[I do not have time to read all of the 224 pages (now), and you know that I really do want to.]
There was a live report on the release this morning. I caught just a bit before I had to run to class, notably, someone asked about short fall nutrients. If you remember from my previous FOP posts, the Phase 1 report had made recommendations on what items to include on the label - just not how to do so. The person asking that question was referred to the first report (where it is decided to only address the items that we are encouraged to limit). The speakers did reiterate their desire to align the system with the DGA 2010 and with the NFP.
If this is the first you've read about this - I suggest you click on the hyperlink above as I have detailed this initiative in several past posts.
Ok - here is the bottom line as I understand it from first and brief glance.
The recommendation that the IOM is giving to the FDA for final rule is this:
* Items to highlight
- Saturated and Trans fat
- Calories (per household serving size - i.e. 1/2 cup)
- Added Sugars <<
- pretty much everything (snacks, cereals, dairy, breads. packaged foods, meats - everything)
- bulk foods and produce will have shelf tags (instead of a FOP label)
- They did not choose the multiple traffic light,however the proposed label has three circles and each circle may receive a check (see below)
- Each item (combined trans/sat fat, sodium, sugar) has a set criteria of the maximum amount a serving can have and be considered healthy (I haven't read the qualifiers yet). For trans fat it is usually zero. Anyways, if it meets the BEST category it gets a point or check - if it does not, it gets a zero.

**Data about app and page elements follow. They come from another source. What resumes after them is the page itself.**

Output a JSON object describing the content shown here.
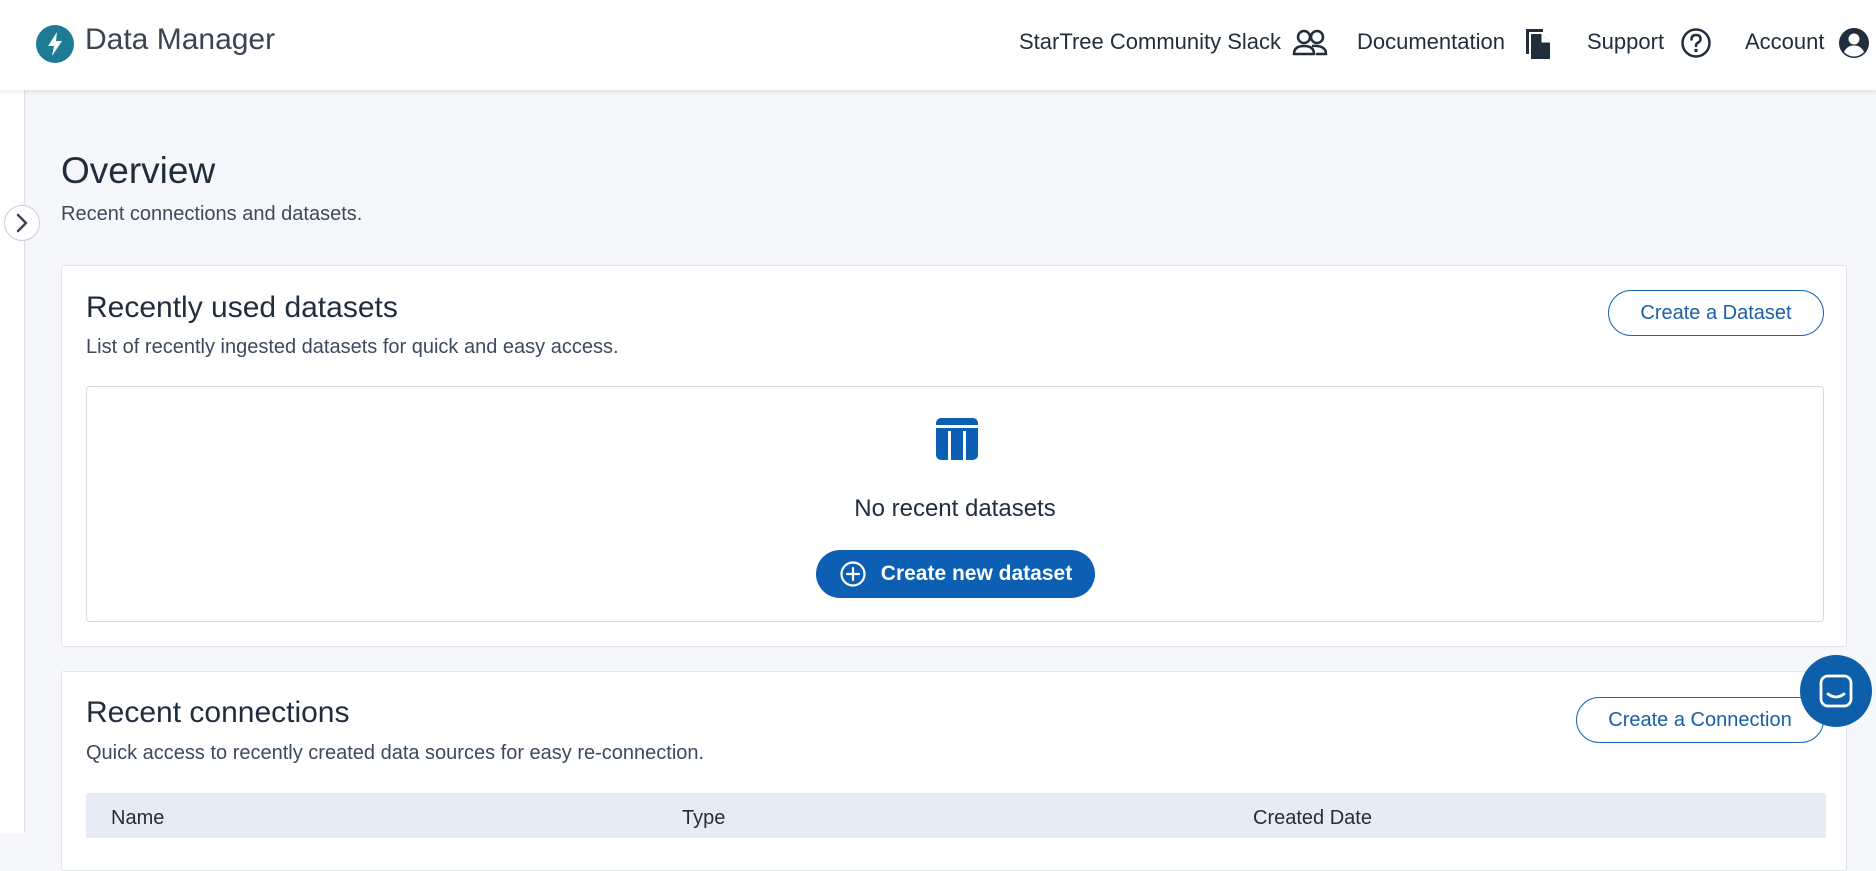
{
  "header": {
    "app_title": "Data Manager",
    "nav": [
      {
        "label": "StarTree Community Slack",
        "icon": "people-icon"
      },
      {
        "label": "Documentation",
        "icon": "document-icon"
      },
      {
        "label": "Support",
        "icon": "help-circle-icon"
      },
      {
        "label": "Account",
        "icon": "account-circle-icon"
      }
    ]
  },
  "page": {
    "title": "Overview",
    "subtitle": "Recent connections and datasets."
  },
  "datasets_card": {
    "title": "Recently used datasets",
    "description": "List of recently ingested datasets for quick and easy access.",
    "create_button": "Create a Dataset",
    "empty_text": "No recent datasets",
    "empty_action": "Create new dataset"
  },
  "connections_card": {
    "title": "Recent connections",
    "description": "Quick access to recently created data sources for easy re-connection.",
    "create_button": "Create a Connection",
    "columns": [
      "Name",
      "Type",
      "Created Date"
    ]
  },
  "colors": {
    "primary": "#0c5fb3",
    "logo": "#1f7a96",
    "table_header": "#e6ebf5"
  }
}
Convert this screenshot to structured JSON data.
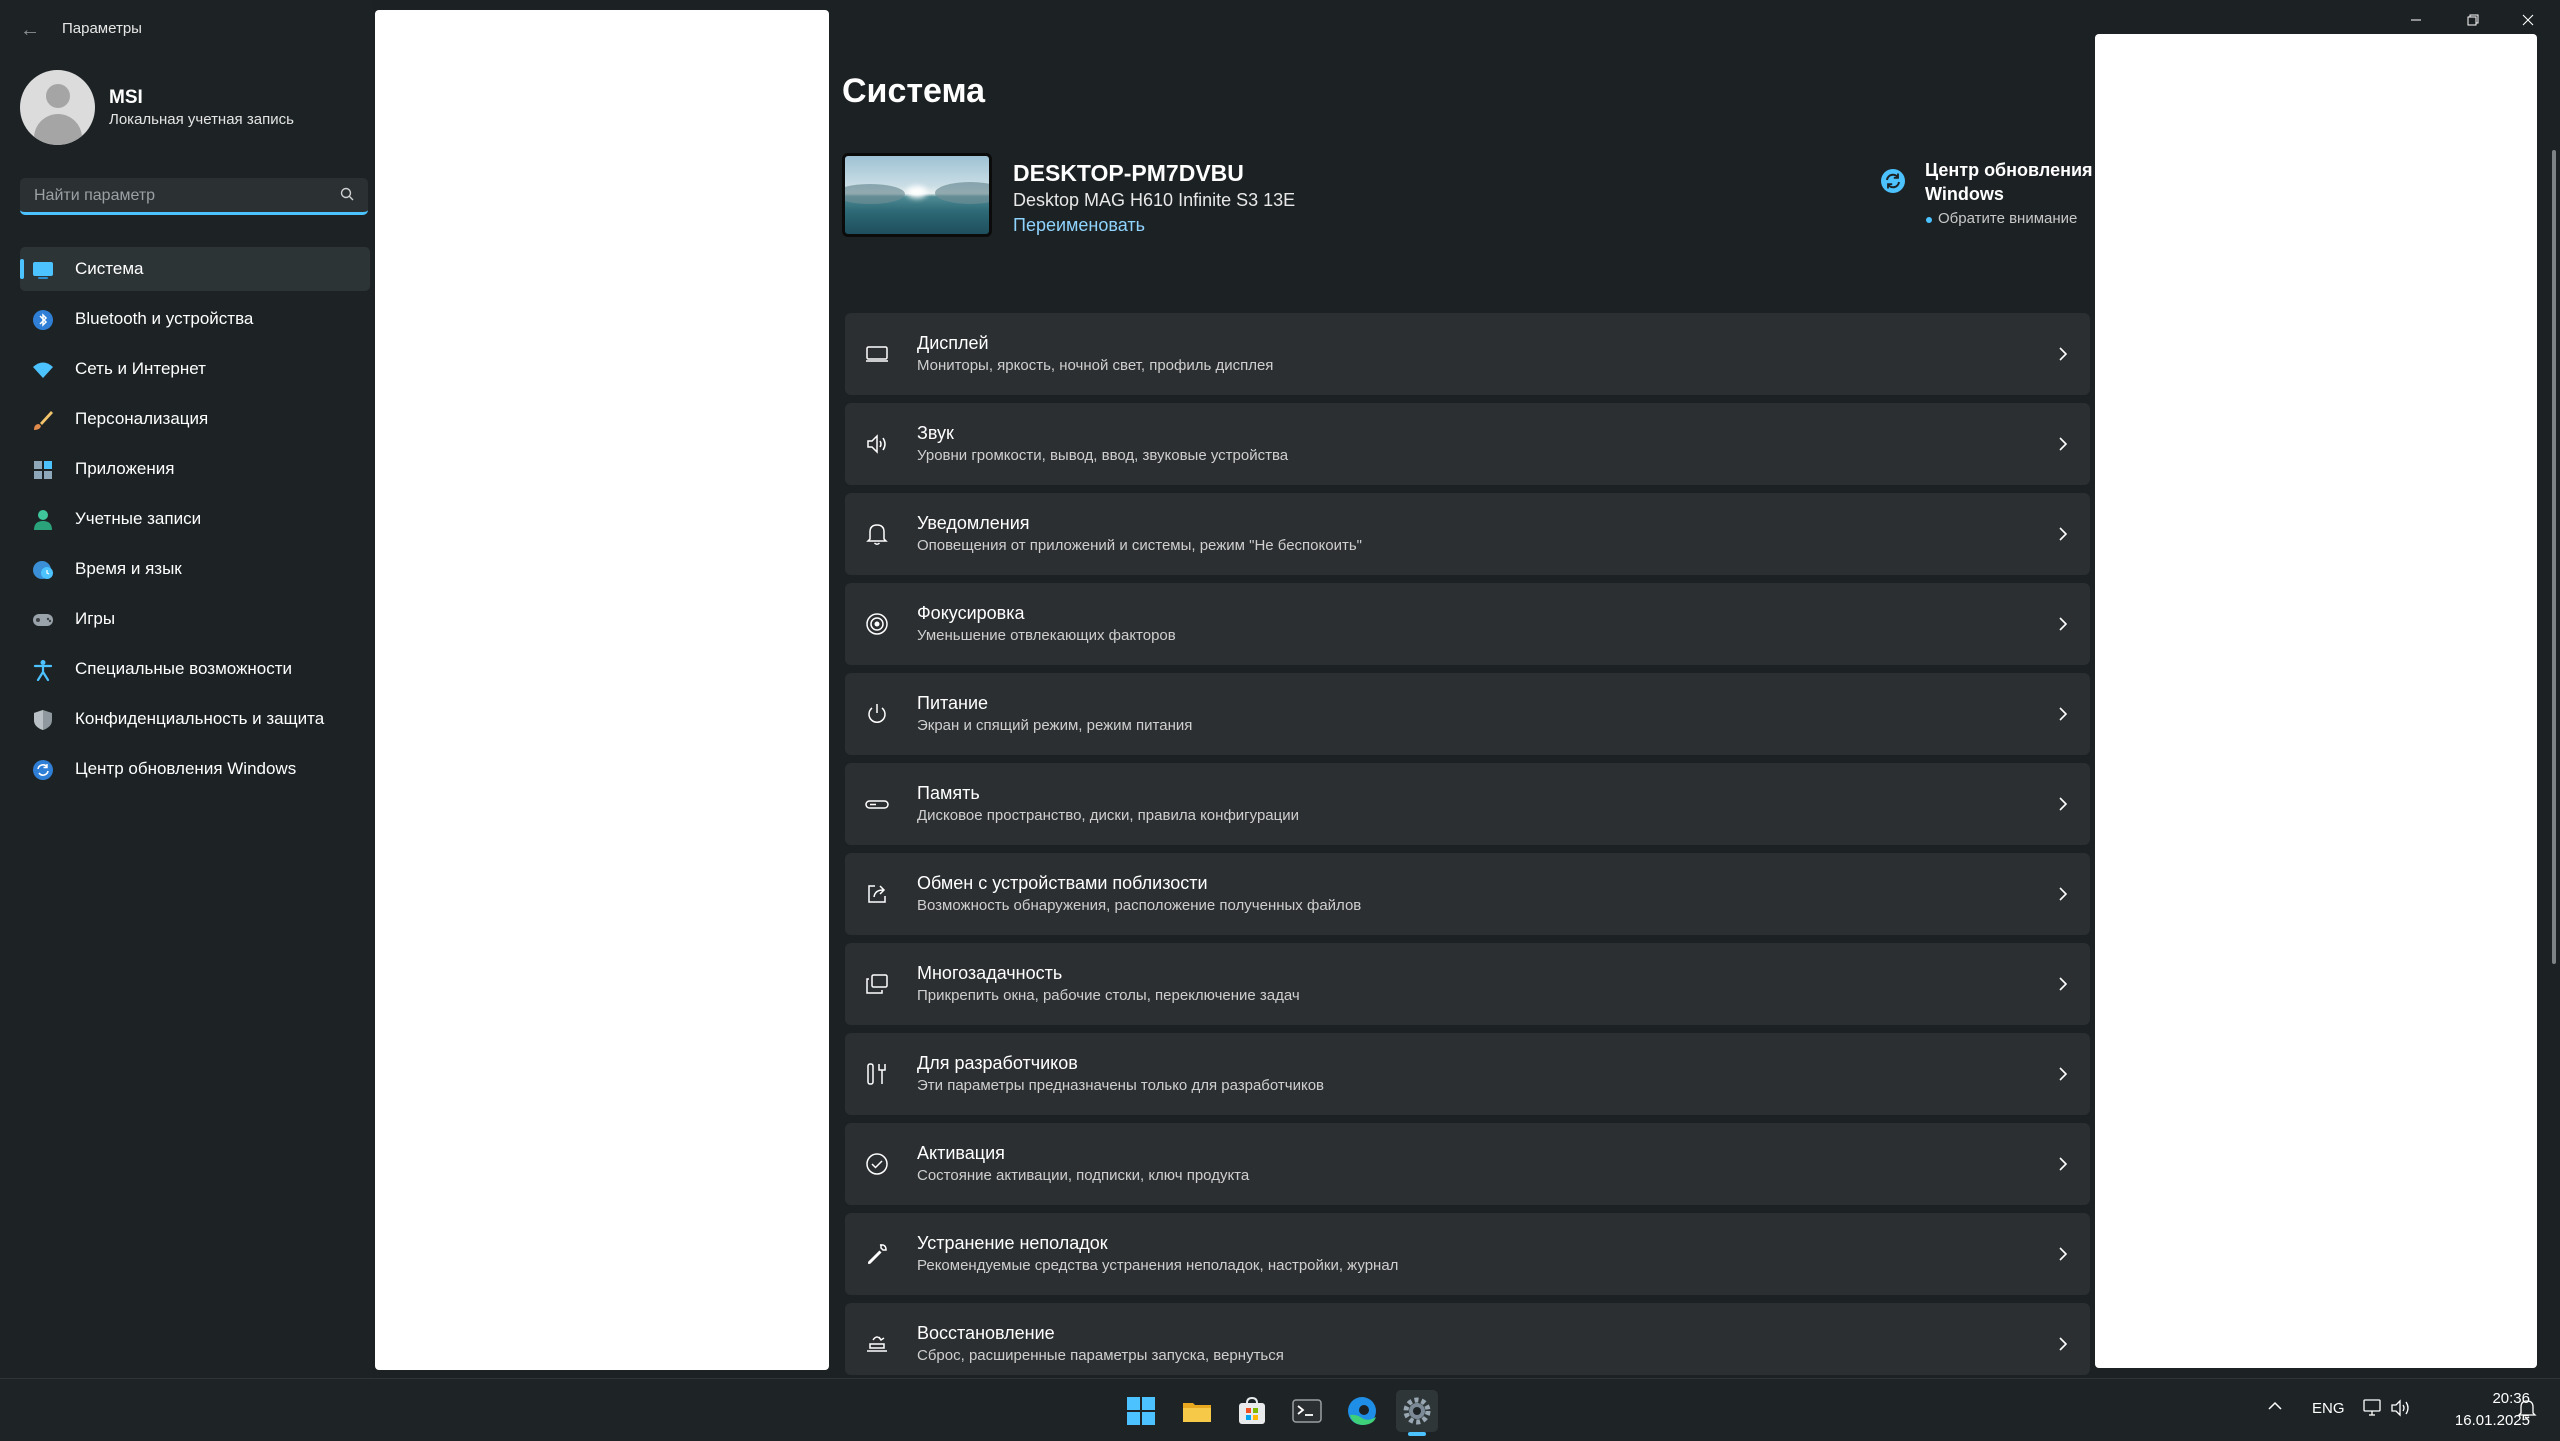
{
  "app": {
    "back_label": "←",
    "title": "Параметры"
  },
  "user": {
    "name": "MSI",
    "account_type": "Локальная учетная запись"
  },
  "search": {
    "placeholder": "Найти параметр"
  },
  "sidebar": {
    "items": [
      {
        "label": "Система",
        "icon": "system-icon",
        "selected": true
      },
      {
        "label": "Bluetooth и устройства",
        "icon": "bluetooth-icon"
      },
      {
        "label": "Сеть и Интернет",
        "icon": "wifi-icon"
      },
      {
        "label": "Персонализация",
        "icon": "brush-icon"
      },
      {
        "label": "Приложения",
        "icon": "apps-icon"
      },
      {
        "label": "Учетные записи",
        "icon": "person-icon"
      },
      {
        "label": "Время и язык",
        "icon": "globe-clock-icon"
      },
      {
        "label": "Игры",
        "icon": "gamepad-icon"
      },
      {
        "label": "Специальные возможности",
        "icon": "accessibility-icon"
      },
      {
        "label": "Конфиденциальность и защита",
        "icon": "shield-icon"
      },
      {
        "label": "Центр обновления Windows",
        "icon": "update-icon"
      }
    ]
  },
  "main": {
    "title": "Система",
    "device": {
      "name": "DESKTOP-PM7DVBU",
      "model": "Desktop MAG H610 Infinite S3 13E",
      "rename_label": "Переименовать"
    },
    "update": {
      "title": "Центр обновления Windows",
      "status": "Обратите внимание"
    },
    "cards": [
      {
        "title": "Дисплей",
        "subtitle": "Мониторы, яркость, ночной свет, профиль дисплея",
        "icon": "display-icon"
      },
      {
        "title": "Звук",
        "subtitle": "Уровни громкости, вывод, ввод, звуковые устройства",
        "icon": "speaker-icon"
      },
      {
        "title": "Уведомления",
        "subtitle": "Оповещения от приложений и системы, режим \"Не беспокоить\"",
        "icon": "bell-icon"
      },
      {
        "title": "Фокусировка",
        "subtitle": "Уменьшение отвлекающих факторов",
        "icon": "focus-icon"
      },
      {
        "title": "Питание",
        "subtitle": "Экран и спящий режим, режим питания",
        "icon": "power-icon"
      },
      {
        "title": "Память",
        "subtitle": "Дисковое пространство, диски, правила конфигурации",
        "icon": "storage-icon"
      },
      {
        "title": "Обмен с устройствами поблизости",
        "subtitle": "Возможность обнаружения, расположение полученных файлов",
        "icon": "share-icon"
      },
      {
        "title": "Многозадачность",
        "subtitle": "Прикрепить окна, рабочие столы, переключение задач",
        "icon": "multitask-icon"
      },
      {
        "title": "Для разработчиков",
        "subtitle": "Эти параметры предназначены только для разработчиков",
        "icon": "developer-icon"
      },
      {
        "title": "Активация",
        "subtitle": "Состояние активации, подписки, ключ продукта",
        "icon": "activation-icon"
      },
      {
        "title": "Устранение неполадок",
        "subtitle": "Рекомендуемые средства устранения неполадок, настройки, журнал",
        "icon": "wrench-icon"
      },
      {
        "title": "Восстановление",
        "subtitle": "Сброс, расширенные параметры запуска, вернуться",
        "icon": "recovery-icon"
      }
    ]
  },
  "taskbar": {
    "apps": [
      "start-icon",
      "file-explorer-icon",
      "store-icon",
      "terminal-icon",
      "edge-icon",
      "settings-icon"
    ],
    "language": "ENG",
    "time": "20:36",
    "date": "16.01.2025"
  },
  "colors": {
    "accent": "#4cc2ff",
    "background": "#1c2123",
    "card": "#2b2f31"
  }
}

In the food category of cereal for example, the choices with 3 checks or 3 points will be healthier than a cereal with 2, 1, or zero.
I am very excited that we are making progress - as you know, I get very frustrated at the lack of consistent and complete, nutrient transparency when I am shopping.